Since 2000, the Black employment population ratio is about 7pp lower, Hispanics about 5pp lower, and Asians about 3pp lower than Whites
This state of affairs is ripe for change. Israel notes that a growing number of companies are developing D&I programs, and he sees them as one of the most important tools in the battle against inequality—with a broad impact across societies, throughout economies and in company boardrooms and workforces.
The economic cost of inequality may not be obvious, but it exists—and it has an impact on all of us. Michelle Meyer, Head of U.S. Economics at BofA Global Research, points to recent work by the San Francisco Fed showing that if there had been no gender and race gaps in education and employment between 1990 and 2019, the U.S. economy would have seen a gain of close to $70 trillion.4 The BofA Global Research U.S. Economics team has also found that closing the race employment gap would provide an additional $150 billion in labor compensation annually.5
The pandemic has been an economic crisis as well as a health crisis. The global economy has contracted, with the impact felt across both developed and developing countries; as a result, the transition of individuals out of poverty in the last few decades and into the middle class is expected to slow. Additionally, during the pandemic the burden of essential work has fallen disproportionately to minorities.
“Diverse teams have a greater ability to innovate and to gain a competitive edge by anticipating shifts in consumption patterns.”
The post-COVID world provides the opportunity to build a fairer, more equitable society. But diversity without inclusion isn’t sufficient to make a difference. For companies to truly benefit from a more diverse workforce—one that more closely resembles their clients and customers—they must also give their employees a seat at the table where decisions are made, the report points out. “Diverse teams have been shown to be more likely to make larger, bolder decisions, a quality that’s bound to better prepare them for future crises,” notes Israel. “They have also shown a greater ability to innovate and to gain a competitive edge by anticipating shifts in consumption patterns.”6 This could make D&I-minded companies more attractive to investors, especially those whose values play a significant part in their decisions.
As Environmental, Social and Governance (ESG) continues to grow as a percentage of overall investing, Subramanian believes social factors are gaining more investor attention—a trend the pandemic is likely to accelerate. For this and many other reasons, Israel says, “We believe D&I is leading the way to tackling the most important social issues of our time.”
For more insights, read the report, “Everybody Counts! Diversity & Inclusion Primer.”
Information is as of 03/04/2021.
Opinions are those of the author(s), as of the date of this document and are subject to change.
Investing involves risk including possible loss of principal. Past performance is no guarantee of future results.

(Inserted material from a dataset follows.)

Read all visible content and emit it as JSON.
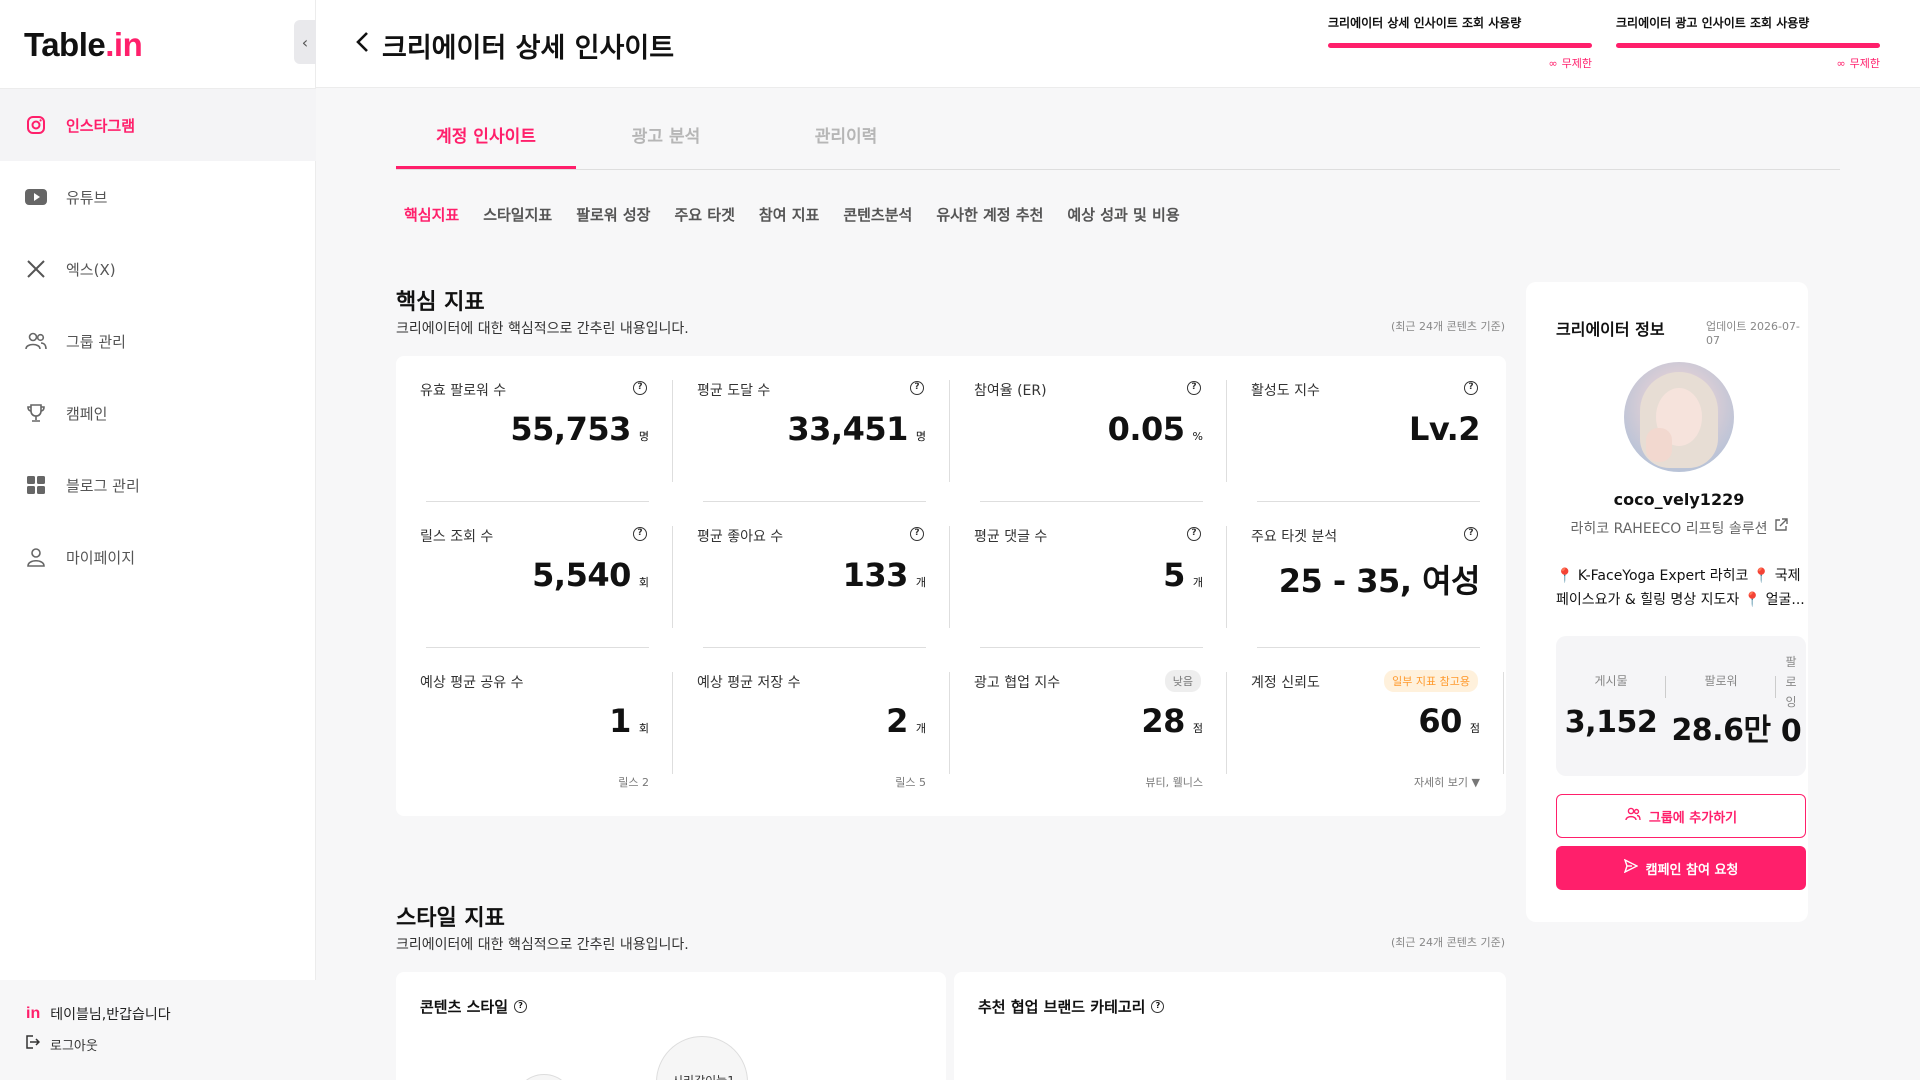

BofA Global Research is research produced by BofA Securities, Inc. (“BofAS") and/or one or more of its affiliates. BofAS is a registered broker-dealer, Member SIPC, and wholly owned subsidiary of Bank of America Corporation.

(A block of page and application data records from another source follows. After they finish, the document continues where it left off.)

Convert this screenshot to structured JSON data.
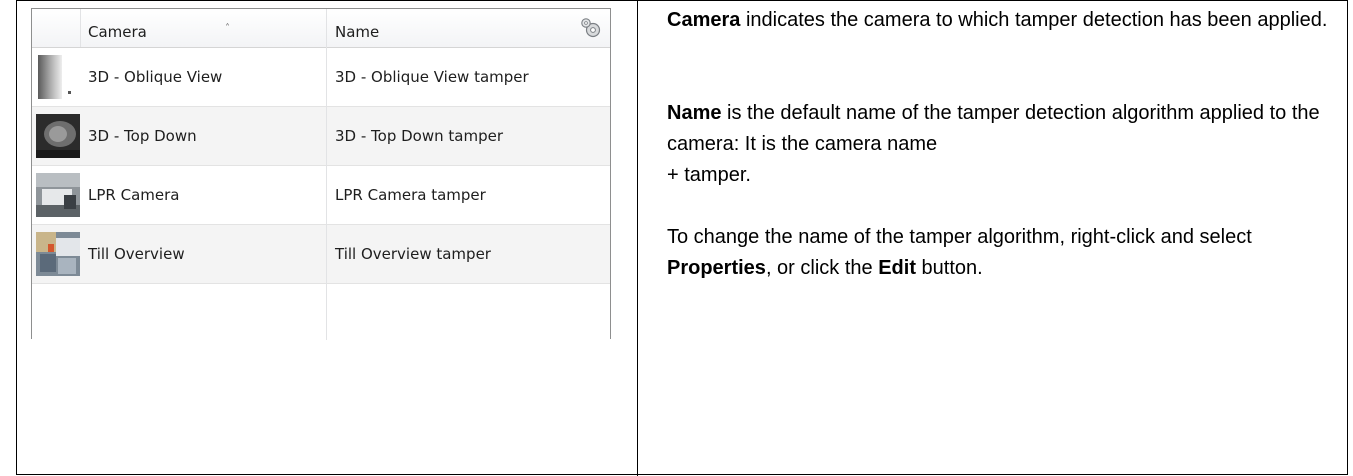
{
  "grid": {
    "columns": [
      {
        "label": "Camera",
        "sorted": "ascending"
      },
      {
        "label": "Name"
      }
    ],
    "settings_icon": "gear-icon",
    "rows": [
      {
        "camera": "3D - Oblique View",
        "name": "3D - Oblique View tamper",
        "thumbnail": "camera-thumbnail"
      },
      {
        "camera": "3D - Top Down",
        "name": "3D - Top Down tamper",
        "thumbnail": "camera-thumbnail"
      },
      {
        "camera": "LPR Camera",
        "name": "LPR Camera tamper",
        "thumbnail": "camera-thumbnail"
      },
      {
        "camera": "Till Overview",
        "name": "Till Overview tamper",
        "thumbnail": "camera-thumbnail"
      }
    ]
  },
  "description": {
    "camera_term": "Camera",
    "camera_text": " indicates the camera to which tamper detection has been applied.",
    "name_term": "Name",
    "name_text_1": " is the default name of the tamper detection algorithm applied to the camera: It is the camera name",
    "name_text_2": "+ tamper.",
    "change_text_1": "To change the name of the tamper algorithm, right-click and select ",
    "properties_term": "Properties",
    "change_text_2": ", or click the ",
    "edit_term": "Edit",
    "change_text_3": " button."
  }
}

Diversification does not ensure a profit or protect against loss in declining markets.
Impact investing and/or Environmental, Social and Governance (ESG) managers may take into consideration factors beyond traditional financial information to select securities, which could result in relative investment performance deviating from other strategies or broad market benchmarks, depending on whether such sectors or investments are in or out of favor in the market. Further, ESG strategies may rely on certain values based criteria to eliminate exposures found in similar strategies or broad market benchmarks, which could also result in relative investment performance deviating.